* [DATA FOR THE TASK]
┌────────
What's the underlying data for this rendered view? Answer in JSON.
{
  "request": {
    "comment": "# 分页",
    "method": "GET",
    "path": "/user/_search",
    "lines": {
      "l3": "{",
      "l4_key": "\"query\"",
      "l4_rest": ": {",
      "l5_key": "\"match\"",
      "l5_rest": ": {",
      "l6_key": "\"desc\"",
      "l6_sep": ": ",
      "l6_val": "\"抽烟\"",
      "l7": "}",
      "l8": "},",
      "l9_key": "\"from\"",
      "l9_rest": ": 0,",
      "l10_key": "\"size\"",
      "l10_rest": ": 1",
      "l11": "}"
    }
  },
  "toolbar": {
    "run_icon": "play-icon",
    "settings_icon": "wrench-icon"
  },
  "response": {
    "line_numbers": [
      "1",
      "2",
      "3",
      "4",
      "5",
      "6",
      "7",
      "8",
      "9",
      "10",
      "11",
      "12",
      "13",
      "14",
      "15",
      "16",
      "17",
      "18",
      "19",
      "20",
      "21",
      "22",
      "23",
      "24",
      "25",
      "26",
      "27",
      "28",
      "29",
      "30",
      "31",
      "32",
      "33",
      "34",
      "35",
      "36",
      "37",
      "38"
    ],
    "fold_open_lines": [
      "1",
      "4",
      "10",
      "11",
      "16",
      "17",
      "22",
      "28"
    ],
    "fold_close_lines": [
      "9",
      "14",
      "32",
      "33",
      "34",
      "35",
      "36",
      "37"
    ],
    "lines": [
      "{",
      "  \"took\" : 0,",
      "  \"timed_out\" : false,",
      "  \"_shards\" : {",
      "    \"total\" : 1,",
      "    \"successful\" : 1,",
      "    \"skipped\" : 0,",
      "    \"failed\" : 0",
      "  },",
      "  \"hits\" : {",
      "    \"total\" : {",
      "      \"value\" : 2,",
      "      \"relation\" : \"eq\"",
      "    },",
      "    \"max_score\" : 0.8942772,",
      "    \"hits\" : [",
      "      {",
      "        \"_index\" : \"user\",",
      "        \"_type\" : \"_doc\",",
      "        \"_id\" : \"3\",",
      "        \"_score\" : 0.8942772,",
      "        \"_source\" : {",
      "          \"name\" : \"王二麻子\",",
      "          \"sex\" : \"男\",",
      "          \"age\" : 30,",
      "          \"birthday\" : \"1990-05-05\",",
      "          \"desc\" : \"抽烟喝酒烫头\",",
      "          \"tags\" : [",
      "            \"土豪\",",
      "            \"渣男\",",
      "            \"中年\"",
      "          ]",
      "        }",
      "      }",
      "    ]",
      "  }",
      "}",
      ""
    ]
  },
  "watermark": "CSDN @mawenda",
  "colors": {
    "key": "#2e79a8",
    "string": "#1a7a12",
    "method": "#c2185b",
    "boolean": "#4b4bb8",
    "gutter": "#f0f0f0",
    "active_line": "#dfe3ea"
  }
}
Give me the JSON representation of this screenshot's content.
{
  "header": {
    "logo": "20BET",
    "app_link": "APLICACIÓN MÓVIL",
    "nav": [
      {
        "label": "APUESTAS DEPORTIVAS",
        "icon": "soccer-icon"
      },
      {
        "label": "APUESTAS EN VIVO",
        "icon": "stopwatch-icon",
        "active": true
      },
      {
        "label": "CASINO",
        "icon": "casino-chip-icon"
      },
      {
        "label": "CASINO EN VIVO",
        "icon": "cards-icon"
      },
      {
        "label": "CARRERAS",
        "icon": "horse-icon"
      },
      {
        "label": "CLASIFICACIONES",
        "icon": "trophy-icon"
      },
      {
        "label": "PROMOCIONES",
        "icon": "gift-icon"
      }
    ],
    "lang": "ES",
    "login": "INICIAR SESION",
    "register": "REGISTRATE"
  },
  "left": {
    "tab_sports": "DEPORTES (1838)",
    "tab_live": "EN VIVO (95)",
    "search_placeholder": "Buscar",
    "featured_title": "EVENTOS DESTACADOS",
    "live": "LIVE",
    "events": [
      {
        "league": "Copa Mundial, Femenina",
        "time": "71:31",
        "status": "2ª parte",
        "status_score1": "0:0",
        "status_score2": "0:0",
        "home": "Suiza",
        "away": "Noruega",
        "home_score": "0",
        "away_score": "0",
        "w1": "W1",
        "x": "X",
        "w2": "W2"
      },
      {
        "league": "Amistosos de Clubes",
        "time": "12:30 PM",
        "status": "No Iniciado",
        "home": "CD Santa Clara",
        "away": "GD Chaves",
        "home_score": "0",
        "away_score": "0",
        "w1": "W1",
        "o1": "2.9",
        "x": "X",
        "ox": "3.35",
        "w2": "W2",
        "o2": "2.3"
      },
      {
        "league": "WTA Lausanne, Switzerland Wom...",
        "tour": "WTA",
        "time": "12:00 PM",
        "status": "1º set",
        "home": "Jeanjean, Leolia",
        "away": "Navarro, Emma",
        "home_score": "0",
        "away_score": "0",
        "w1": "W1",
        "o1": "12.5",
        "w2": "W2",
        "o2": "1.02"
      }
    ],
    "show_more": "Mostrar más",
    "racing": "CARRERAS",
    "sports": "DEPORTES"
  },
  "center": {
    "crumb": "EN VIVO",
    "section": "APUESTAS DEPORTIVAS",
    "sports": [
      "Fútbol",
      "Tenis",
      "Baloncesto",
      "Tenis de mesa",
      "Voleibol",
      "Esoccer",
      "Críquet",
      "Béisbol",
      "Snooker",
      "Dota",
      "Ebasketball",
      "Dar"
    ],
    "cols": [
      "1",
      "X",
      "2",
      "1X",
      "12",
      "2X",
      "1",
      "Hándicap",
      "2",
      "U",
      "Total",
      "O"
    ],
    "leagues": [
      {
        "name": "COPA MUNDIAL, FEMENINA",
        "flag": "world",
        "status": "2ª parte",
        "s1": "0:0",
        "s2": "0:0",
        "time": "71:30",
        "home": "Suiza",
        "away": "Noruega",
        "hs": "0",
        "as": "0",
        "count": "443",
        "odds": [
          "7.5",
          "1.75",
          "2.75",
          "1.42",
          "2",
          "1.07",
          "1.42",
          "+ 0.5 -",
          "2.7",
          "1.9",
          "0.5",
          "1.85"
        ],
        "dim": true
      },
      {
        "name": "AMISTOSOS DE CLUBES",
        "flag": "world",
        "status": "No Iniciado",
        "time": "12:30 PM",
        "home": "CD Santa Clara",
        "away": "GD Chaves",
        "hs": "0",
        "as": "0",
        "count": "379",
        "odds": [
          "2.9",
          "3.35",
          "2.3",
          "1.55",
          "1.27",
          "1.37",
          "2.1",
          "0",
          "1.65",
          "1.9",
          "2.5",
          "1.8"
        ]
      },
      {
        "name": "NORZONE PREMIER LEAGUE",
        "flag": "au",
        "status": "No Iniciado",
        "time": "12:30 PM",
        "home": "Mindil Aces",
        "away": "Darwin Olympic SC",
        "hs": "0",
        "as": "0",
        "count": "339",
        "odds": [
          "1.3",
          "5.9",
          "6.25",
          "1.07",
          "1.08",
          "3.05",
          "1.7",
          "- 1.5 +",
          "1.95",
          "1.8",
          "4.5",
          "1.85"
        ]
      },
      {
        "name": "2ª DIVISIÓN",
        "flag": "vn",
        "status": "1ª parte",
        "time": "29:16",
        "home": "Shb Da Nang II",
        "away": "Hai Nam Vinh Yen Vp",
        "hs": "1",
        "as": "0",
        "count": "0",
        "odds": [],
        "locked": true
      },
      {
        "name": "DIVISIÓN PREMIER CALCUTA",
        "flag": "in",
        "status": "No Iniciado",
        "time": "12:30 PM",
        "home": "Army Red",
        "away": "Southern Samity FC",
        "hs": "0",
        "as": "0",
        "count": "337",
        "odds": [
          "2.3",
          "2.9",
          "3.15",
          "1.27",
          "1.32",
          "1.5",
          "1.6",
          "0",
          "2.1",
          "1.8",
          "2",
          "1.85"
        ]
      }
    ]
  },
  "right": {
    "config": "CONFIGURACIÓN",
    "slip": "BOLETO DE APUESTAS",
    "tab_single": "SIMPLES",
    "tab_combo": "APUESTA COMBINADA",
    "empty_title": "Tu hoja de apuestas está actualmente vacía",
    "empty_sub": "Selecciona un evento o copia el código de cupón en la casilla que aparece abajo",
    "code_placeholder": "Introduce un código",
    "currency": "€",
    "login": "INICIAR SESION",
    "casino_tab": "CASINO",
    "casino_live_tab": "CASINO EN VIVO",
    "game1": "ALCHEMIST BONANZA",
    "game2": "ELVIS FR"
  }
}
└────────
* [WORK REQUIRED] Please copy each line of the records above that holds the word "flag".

* [EXPECTED ANSWER]
        "flag": "world",
        "flag": "world",
        "flag": "au",
        "flag": "vn",
        "flag": "in",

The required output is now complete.